Return each line of the data below that contains the string "true".
------ DATA FOR THIS EXERCISE
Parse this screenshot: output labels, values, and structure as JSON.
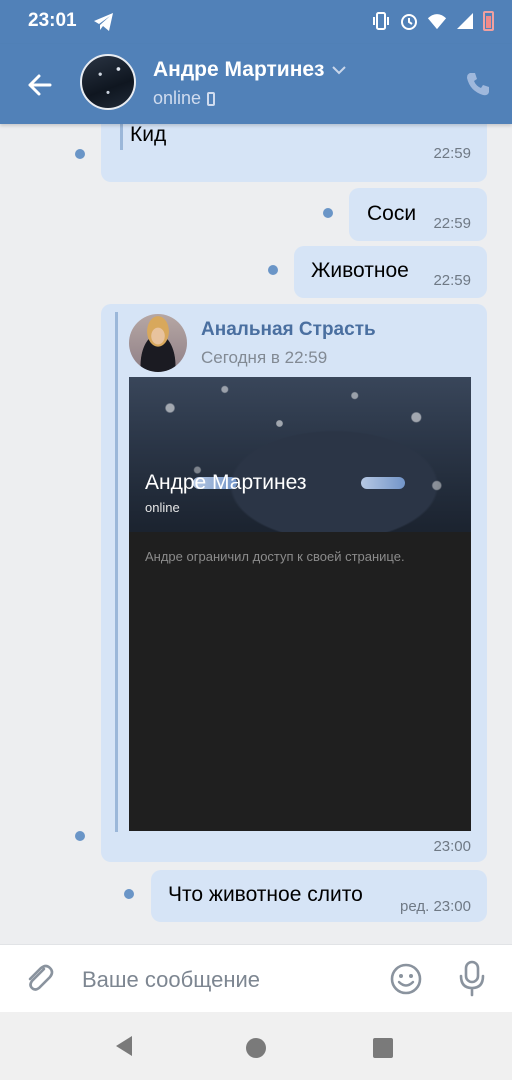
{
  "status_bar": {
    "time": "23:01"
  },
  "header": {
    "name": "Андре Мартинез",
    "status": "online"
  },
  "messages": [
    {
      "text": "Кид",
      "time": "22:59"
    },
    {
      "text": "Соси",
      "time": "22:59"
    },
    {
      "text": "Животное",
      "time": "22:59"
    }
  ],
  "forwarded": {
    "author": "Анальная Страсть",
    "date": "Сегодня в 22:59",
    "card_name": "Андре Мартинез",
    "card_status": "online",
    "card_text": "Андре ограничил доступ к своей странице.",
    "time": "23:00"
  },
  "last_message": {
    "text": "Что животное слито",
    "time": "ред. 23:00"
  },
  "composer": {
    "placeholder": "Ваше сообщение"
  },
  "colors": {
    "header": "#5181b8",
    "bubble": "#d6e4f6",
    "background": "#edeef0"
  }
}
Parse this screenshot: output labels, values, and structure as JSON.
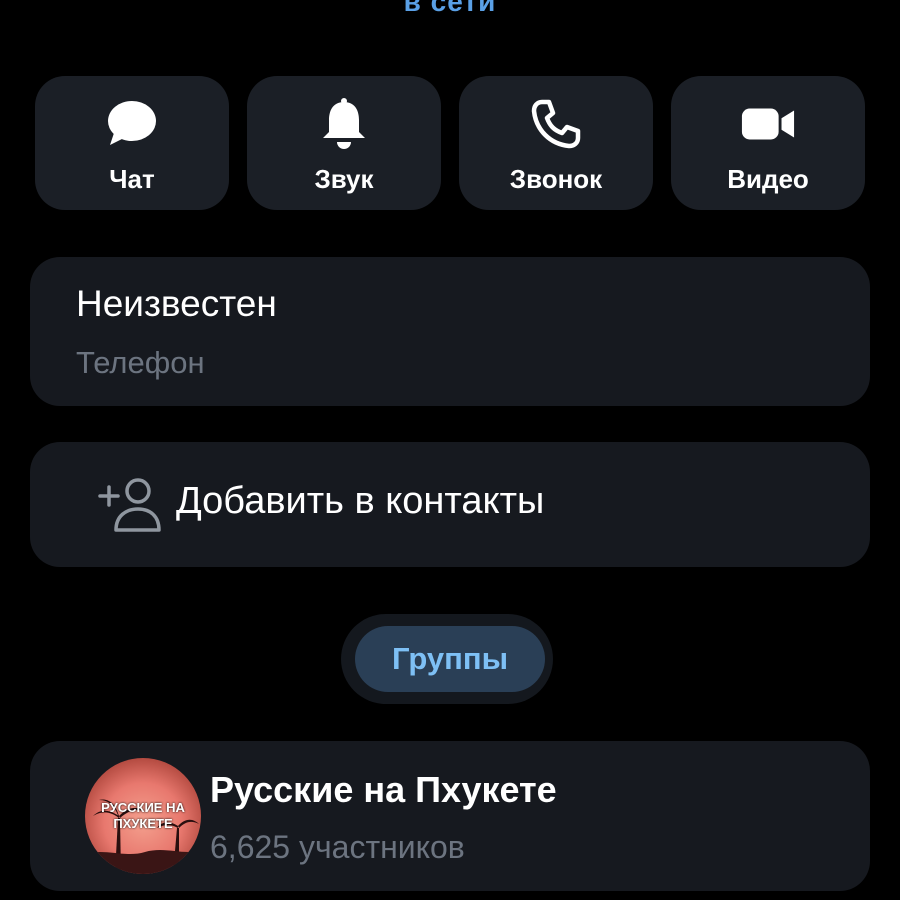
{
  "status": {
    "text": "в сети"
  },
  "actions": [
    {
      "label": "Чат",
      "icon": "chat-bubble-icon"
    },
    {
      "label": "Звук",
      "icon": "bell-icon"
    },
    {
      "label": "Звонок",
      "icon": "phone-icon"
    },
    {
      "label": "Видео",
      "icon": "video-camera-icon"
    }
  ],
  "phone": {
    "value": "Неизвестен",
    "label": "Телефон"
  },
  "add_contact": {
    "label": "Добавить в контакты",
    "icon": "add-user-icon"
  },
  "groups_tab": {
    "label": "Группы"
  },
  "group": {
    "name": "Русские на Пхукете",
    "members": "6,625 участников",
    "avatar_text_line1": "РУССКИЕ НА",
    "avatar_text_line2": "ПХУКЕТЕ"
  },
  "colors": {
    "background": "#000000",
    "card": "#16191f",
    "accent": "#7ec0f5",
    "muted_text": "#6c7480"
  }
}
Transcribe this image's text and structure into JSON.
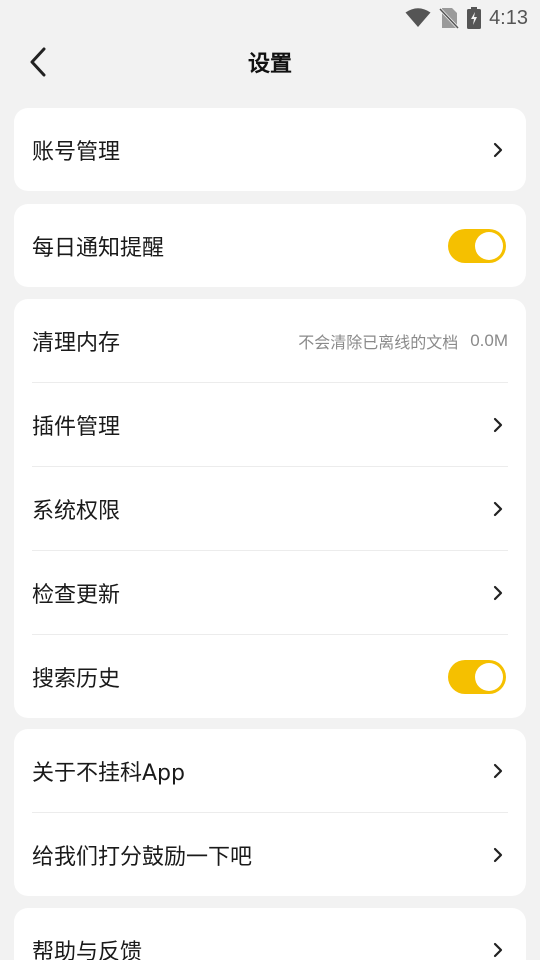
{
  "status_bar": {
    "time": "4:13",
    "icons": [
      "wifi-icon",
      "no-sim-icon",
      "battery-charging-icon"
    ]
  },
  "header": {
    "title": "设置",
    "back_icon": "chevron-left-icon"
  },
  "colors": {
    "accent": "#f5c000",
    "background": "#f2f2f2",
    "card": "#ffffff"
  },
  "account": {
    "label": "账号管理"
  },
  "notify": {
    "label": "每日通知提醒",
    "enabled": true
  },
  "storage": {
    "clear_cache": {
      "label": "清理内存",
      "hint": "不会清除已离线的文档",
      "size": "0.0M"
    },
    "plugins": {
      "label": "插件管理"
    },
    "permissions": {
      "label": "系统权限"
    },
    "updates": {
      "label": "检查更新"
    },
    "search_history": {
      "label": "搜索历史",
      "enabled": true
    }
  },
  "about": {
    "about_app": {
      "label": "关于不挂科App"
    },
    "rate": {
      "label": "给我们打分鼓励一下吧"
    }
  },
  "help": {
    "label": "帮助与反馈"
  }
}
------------
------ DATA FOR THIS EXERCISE
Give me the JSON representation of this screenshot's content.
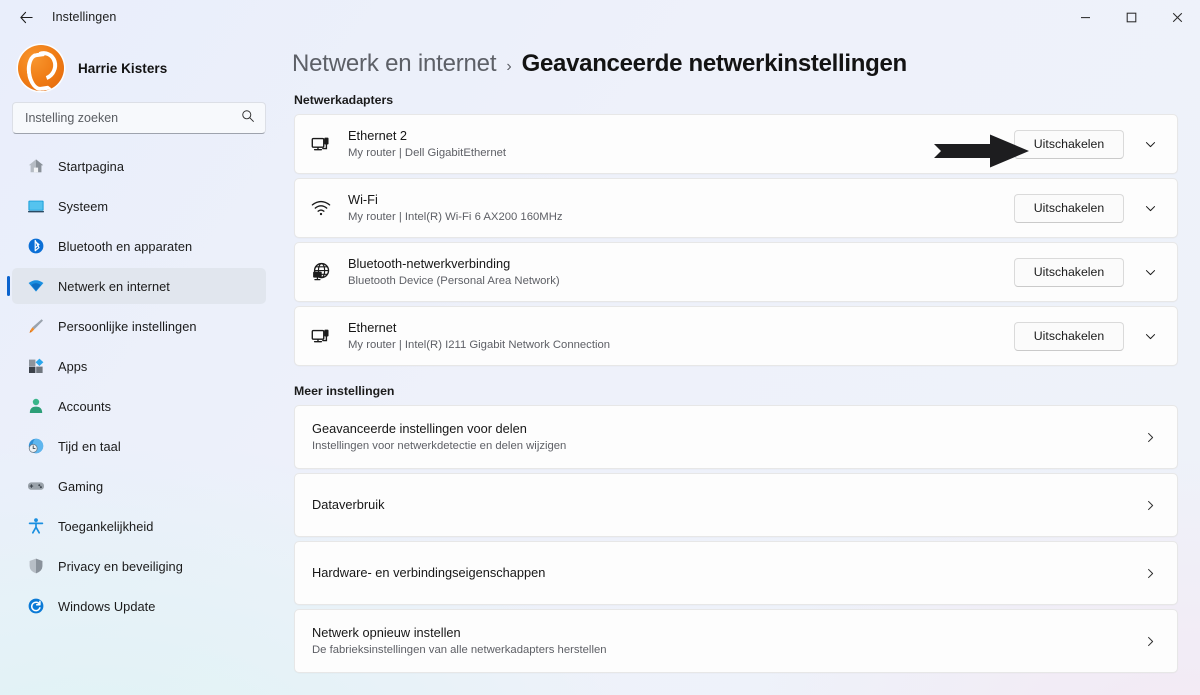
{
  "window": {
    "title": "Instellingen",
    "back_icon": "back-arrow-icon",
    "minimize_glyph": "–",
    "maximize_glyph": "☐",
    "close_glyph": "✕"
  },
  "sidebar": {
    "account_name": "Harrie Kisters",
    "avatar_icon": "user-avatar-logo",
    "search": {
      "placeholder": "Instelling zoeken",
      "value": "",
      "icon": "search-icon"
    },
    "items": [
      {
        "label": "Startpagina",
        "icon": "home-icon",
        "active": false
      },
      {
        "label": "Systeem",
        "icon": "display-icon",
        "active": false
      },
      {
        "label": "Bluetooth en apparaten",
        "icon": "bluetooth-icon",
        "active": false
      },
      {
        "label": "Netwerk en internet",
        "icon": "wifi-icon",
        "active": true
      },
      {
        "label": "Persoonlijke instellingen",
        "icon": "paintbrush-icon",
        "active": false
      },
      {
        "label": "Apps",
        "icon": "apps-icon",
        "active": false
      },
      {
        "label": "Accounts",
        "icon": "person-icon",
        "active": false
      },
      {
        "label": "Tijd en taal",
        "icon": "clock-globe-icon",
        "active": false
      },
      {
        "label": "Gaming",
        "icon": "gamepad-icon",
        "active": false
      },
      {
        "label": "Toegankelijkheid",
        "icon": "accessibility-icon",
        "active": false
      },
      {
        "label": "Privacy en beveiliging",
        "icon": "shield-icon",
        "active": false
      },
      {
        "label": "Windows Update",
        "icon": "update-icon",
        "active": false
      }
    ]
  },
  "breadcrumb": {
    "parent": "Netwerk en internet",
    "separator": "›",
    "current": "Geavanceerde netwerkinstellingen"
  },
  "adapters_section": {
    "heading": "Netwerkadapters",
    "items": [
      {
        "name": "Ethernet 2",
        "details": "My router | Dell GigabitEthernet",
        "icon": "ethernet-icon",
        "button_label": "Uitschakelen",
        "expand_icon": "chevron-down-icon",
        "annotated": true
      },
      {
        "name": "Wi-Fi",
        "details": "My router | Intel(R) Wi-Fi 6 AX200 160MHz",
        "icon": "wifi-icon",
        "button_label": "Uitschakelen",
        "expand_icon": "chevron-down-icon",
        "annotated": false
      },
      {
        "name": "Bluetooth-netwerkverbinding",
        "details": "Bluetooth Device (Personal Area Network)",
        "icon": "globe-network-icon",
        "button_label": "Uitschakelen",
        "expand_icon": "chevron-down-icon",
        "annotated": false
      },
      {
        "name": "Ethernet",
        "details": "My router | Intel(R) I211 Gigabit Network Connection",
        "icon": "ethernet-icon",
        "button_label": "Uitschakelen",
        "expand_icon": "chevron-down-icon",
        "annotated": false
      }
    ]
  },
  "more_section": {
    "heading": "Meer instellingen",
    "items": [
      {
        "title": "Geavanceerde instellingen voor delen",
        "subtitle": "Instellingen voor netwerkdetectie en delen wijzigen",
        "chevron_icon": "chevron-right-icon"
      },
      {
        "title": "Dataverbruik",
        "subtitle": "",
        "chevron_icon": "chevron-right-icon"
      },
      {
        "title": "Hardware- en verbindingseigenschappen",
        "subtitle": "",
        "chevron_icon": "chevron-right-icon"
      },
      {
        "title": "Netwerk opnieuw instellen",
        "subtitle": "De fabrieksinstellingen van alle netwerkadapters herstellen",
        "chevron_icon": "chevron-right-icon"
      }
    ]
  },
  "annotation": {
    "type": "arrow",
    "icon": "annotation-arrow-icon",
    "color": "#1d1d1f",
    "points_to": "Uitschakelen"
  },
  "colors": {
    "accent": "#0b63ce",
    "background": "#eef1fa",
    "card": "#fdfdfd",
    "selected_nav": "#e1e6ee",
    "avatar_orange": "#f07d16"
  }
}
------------
• _OUTPUT_
    "enabled": true
      "enabled": true
        "active": true
        "annotated": true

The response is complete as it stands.